Adam D. Davis, MA Ed, has been using games in therapeutic social skills groups for nearly a decade, and is a founder and executive director of the nonprofit organization Game to Grow. He earned his Master’s degree in Education with a focus in drama therapy from Antioch University Seattle, and is a recognized member of the North American Drama Therapy Association. Adam is a contributing author to three publications: Integrating Geek Culture into Therapeutic Practice; Game Play, 3rd Edition; and The Walking Dead Psychology. In addition to his work with Game to Grow, Adam developed the CoRe Gaming program at the Atlantic Street Center utilizing video games to teach Dialectical Behavioral Therapy skills, served as an educator at Seattle’s Woodland Park Zoo, and taught fourth-grade literacy for Seattle Public Schools.

Teaching Marvel in the RemotE
Classroom with Donte Felder

Event date  Saturday, November 14, 2020
Event time  10:00am-12:30pm

Donte Felder

Discover the intersectionality of race, comics, and politics through the eyes of a “Blerd”. Donte Felder, a self-proclaimed Black nerd, will use Marvel Comics as an entry point to discuss social justice movements that have played a role informing our world on race in the United States. Bring your imagination, critical analysis superhero goggles, tights, and cape to help Donte Felder save the world from boring classroom curriculum.  

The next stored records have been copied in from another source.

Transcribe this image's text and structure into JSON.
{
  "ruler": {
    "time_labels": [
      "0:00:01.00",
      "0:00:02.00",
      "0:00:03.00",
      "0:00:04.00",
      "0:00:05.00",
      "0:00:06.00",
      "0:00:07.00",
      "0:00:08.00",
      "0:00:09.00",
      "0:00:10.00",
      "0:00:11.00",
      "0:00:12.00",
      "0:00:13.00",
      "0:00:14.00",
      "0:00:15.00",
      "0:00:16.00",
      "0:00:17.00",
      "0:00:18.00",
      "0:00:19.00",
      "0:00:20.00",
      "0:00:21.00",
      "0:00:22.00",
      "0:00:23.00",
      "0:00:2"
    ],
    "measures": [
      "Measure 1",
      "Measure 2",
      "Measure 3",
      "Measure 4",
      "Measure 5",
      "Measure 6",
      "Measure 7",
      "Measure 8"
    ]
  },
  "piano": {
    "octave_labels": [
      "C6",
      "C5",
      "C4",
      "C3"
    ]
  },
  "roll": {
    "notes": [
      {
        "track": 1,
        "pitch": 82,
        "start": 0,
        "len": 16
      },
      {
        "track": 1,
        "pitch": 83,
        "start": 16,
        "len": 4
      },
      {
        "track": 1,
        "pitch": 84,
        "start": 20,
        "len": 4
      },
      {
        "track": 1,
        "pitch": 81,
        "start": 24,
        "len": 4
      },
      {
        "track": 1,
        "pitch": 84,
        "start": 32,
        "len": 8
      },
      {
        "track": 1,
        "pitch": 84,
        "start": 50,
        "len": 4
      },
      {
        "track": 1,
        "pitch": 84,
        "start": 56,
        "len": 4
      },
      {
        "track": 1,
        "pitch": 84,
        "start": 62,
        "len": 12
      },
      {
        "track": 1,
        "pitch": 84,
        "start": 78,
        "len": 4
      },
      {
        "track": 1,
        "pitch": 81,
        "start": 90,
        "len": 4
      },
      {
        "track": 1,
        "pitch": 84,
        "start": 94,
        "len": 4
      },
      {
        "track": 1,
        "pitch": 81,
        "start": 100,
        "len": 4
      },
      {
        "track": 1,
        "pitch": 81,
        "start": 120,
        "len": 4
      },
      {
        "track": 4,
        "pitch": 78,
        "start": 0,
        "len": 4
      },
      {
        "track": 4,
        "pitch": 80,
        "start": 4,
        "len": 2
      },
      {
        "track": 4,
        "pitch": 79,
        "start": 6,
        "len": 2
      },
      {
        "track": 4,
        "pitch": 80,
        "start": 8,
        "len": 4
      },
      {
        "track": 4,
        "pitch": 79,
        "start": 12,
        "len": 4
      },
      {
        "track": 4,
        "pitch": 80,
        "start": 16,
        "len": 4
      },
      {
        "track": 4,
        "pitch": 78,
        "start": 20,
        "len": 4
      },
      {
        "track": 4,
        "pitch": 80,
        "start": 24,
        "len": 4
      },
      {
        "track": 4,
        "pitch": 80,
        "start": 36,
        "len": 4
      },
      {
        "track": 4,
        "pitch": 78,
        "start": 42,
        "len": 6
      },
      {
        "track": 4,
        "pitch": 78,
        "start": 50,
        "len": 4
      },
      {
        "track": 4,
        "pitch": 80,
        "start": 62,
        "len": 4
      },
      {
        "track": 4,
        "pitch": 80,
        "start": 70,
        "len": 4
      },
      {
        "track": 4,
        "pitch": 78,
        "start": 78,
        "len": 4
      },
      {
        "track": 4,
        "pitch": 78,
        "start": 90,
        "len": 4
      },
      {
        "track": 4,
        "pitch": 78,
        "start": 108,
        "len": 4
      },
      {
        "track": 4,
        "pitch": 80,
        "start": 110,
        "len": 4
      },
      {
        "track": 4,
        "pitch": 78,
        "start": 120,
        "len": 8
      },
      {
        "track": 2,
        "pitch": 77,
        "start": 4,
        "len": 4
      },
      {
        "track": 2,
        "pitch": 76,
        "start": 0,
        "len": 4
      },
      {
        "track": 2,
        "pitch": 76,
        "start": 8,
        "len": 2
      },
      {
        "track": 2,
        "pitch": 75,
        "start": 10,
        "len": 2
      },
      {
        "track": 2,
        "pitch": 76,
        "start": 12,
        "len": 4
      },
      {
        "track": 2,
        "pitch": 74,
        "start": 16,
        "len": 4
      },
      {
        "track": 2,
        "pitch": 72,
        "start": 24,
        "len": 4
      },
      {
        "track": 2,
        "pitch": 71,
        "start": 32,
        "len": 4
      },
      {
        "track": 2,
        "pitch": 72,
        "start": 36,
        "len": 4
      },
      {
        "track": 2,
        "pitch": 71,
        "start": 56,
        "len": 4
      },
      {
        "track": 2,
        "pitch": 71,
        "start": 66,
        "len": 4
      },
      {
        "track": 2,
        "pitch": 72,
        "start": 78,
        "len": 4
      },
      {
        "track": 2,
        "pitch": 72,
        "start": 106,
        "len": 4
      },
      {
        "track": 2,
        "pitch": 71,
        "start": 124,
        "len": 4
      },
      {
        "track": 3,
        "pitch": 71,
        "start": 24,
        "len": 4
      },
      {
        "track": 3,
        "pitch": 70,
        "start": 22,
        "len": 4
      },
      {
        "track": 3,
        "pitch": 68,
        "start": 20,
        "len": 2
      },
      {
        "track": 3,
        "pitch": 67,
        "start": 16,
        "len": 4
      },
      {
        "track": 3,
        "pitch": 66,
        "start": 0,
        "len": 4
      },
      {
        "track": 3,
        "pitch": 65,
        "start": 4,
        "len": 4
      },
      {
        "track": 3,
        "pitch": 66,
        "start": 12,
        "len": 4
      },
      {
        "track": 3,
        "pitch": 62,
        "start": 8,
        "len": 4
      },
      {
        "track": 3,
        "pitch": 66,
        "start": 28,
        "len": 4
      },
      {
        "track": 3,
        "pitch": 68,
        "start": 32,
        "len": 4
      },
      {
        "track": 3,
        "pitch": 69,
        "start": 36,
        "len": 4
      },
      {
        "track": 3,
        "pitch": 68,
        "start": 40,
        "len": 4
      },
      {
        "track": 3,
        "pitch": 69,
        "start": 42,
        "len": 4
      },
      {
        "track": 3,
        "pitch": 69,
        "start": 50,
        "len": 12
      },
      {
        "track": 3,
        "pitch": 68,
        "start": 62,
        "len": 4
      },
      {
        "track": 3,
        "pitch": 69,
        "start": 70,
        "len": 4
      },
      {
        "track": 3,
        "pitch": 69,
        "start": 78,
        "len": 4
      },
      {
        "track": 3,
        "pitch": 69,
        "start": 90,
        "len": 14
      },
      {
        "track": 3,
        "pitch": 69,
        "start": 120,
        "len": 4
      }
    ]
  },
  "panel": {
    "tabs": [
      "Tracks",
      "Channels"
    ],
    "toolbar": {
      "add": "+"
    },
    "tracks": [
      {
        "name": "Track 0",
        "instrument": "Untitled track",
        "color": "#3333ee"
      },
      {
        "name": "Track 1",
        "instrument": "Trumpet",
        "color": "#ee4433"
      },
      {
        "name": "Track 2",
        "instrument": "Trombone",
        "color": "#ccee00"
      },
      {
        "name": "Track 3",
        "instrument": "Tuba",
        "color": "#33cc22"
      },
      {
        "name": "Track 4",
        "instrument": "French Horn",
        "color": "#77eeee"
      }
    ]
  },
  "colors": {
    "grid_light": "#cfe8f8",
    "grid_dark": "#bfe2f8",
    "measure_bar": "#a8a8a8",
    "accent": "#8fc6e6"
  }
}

Donte Felder is a graduate of Goddard College where he received his MFA in Creative Writing with a focus on screenwriting. Besides exploring the formation of the United States and the philosophy of story, Felder is energized by the many possibilities that are presented when writing a screenplay. Felder is also an organizer and is deeply rooted in his community. He has partnered with several organizations to produce a social justice conference, a social justice film festival, many theater productions, and a graphic novel for the City of Seattle. Felder was awarded a Neighborhood Matching Grant and created the “Social Change Through the Arts” Project, and currently leads South End Stories, a program funded by Best Starts for Kids. His most recent grant award is for a partnership with Seattle University through the Bill and Melinda Gates Foundation.